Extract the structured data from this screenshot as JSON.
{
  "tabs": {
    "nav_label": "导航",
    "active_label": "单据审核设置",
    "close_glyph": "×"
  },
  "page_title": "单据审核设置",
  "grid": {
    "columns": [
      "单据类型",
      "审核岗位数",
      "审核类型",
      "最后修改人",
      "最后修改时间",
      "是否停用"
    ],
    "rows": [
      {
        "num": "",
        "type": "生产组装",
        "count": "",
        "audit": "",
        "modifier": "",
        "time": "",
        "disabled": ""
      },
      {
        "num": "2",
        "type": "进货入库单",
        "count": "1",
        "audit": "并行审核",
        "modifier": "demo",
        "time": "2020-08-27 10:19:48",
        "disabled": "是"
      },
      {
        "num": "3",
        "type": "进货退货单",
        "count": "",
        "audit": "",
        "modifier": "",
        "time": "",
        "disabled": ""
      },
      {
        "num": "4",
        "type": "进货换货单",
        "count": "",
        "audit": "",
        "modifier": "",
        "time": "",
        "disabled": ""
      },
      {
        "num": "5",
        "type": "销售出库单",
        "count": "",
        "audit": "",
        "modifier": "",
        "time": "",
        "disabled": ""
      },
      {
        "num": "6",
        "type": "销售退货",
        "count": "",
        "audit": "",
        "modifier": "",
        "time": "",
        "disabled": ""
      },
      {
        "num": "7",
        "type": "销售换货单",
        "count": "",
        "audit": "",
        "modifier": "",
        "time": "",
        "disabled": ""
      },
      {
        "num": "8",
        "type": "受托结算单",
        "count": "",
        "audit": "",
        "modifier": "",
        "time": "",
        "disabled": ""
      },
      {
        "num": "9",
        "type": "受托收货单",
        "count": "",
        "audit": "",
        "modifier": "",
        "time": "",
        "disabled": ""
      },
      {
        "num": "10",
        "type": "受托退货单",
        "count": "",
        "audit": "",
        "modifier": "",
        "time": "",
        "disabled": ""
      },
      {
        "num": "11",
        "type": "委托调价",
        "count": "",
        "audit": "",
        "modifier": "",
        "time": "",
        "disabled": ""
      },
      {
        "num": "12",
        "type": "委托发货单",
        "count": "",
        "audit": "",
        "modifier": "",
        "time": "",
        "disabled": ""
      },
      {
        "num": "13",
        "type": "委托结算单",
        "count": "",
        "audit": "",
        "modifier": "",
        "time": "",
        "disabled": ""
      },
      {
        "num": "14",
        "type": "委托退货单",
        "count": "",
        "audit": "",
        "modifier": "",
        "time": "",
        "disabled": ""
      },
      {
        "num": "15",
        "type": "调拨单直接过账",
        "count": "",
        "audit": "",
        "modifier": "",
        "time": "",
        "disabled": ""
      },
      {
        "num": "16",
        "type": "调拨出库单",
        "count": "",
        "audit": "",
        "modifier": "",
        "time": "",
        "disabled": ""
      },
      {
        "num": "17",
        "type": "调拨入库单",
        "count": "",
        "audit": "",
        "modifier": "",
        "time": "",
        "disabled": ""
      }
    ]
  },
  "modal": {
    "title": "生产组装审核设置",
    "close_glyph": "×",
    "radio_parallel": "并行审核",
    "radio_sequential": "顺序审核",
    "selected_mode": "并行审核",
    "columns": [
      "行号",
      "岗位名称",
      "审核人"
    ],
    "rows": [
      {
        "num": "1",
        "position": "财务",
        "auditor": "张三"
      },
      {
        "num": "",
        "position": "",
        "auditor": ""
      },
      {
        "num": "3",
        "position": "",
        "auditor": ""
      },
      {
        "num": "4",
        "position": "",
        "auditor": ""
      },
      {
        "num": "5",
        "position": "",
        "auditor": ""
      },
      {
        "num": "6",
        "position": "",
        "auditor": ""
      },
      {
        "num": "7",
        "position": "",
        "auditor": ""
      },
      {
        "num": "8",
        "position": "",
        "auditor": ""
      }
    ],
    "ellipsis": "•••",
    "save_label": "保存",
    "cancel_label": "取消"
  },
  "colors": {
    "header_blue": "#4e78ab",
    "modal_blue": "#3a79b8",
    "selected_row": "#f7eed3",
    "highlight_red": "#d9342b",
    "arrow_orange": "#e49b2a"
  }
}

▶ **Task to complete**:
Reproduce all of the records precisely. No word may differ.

▶ **Exercise result**:
Extract the structured data from this screenshot as JSON.
{
  "tabs": {
    "nav_label": "导航",
    "active_label": "单据审核设置",
    "close_glyph": "×"
  },
  "page_title": "单据审核设置",
  "grid": {
    "columns": [
      "单据类型",
      "审核岗位数",
      "审核类型",
      "最后修改人",
      "最后修改时间",
      "是否停用"
    ],
    "rows": [
      {
        "num": "",
        "type": "生产组装",
        "count": "",
        "audit": "",
        "modifier": "",
        "time": "",
        "disabled": ""
      },
      {
        "num": "2",
        "type": "进货入库单",
        "count": "1",
        "audit": "并行审核",
        "modifier": "demo",
        "time": "2020-08-27 10:19:48",
        "disabled": "是"
      },
      {
        "num": "3",
        "type": "进货退货单",
        "count": "",
        "audit": "",
        "modifier": "",
        "time": "",
        "disabled": ""
      },
      {
        "num": "4",
        "type": "进货换货单",
        "count": "",
        "audit": "",
        "modifier": "",
        "time": "",
        "disabled": ""
      },
      {
        "num": "5",
        "type": "销售出库单",
        "count": "",
        "audit": "",
        "modifier": "",
        "time": "",
        "disabled": ""
      },
      {
        "num": "6",
        "type": "销售退货",
        "count": "",
        "audit": "",
        "modifier": "",
        "time": "",
        "disabled": ""
      },
      {
        "num": "7",
        "type": "销售换货单",
        "count": "",
        "audit": "",
        "modifier": "",
        "time": "",
        "disabled": ""
      },
      {
        "num": "8",
        "type": "受托结算单",
        "count": "",
        "audit": "",
        "modifier": "",
        "time": "",
        "disabled": ""
      },
      {
        "num": "9",
        "type": "受托收货单",
        "count": "",
        "audit": "",
        "modifier": "",
        "time": "",
        "disabled": ""
      },
      {
        "num": "10",
        "type": "受托退货单",
        "count": "",
        "audit": "",
        "modifier": "",
        "time": "",
        "disabled": ""
      },
      {
        "num": "11",
        "type": "委托调价",
        "count": "",
        "audit": "",
        "modifier": "",
        "time": "",
        "disabled": ""
      },
      {
        "num": "12",
        "type": "委托发货单",
        "count": "",
        "audit": "",
        "modifier": "",
        "time": "",
        "disabled": ""
      },
      {
        "num": "13",
        "type": "委托结算单",
        "count": "",
        "audit": "",
        "modifier": "",
        "time": "",
        "disabled": ""
      },
      {
        "num": "14",
        "type": "委托退货单",
        "count": "",
        "audit": "",
        "modifier": "",
        "time": "",
        "disabled": ""
      },
      {
        "num": "15",
        "type": "调拨单直接过账",
        "count": "",
        "audit": "",
        "modifier": "",
        "time": "",
        "disabled": ""
      },
      {
        "num": "16",
        "type": "调拨出库单",
        "count": "",
        "audit": "",
        "modifier": "",
        "time": "",
        "disabled": ""
      },
      {
        "num": "17",
        "type": "调拨入库单",
        "count": "",
        "audit": "",
        "modifier": "",
        "time": "",
        "disabled": ""
      }
    ]
  },
  "modal": {
    "title": "生产组装审核设置",
    "close_glyph": "×",
    "radio_parallel": "并行审核",
    "radio_sequential": "顺序审核",
    "selected_mode": "并行审核",
    "columns": [
      "行号",
      "岗位名称",
      "审核人"
    ],
    "rows": [
      {
        "num": "1",
        "position": "财务",
        "auditor": "张三"
      },
      {
        "num": "",
        "position": "",
        "auditor": ""
      },
      {
        "num": "3",
        "position": "",
        "auditor": ""
      },
      {
        "num": "4",
        "position": "",
        "auditor": ""
      },
      {
        "num": "5",
        "position": "",
        "auditor": ""
      },
      {
        "num": "6",
        "position": "",
        "auditor": ""
      },
      {
        "num": "7",
        "position": "",
        "auditor": ""
      },
      {
        "num": "8",
        "position": "",
        "auditor": ""
      }
    ],
    "ellipsis": "•••",
    "save_label": "保存",
    "cancel_label": "取消"
  },
  "colors": {
    "header_blue": "#4e78ab",
    "modal_blue": "#3a79b8",
    "selected_row": "#f7eed3",
    "highlight_red": "#d9342b",
    "arrow_orange": "#e49b2a"
  }
}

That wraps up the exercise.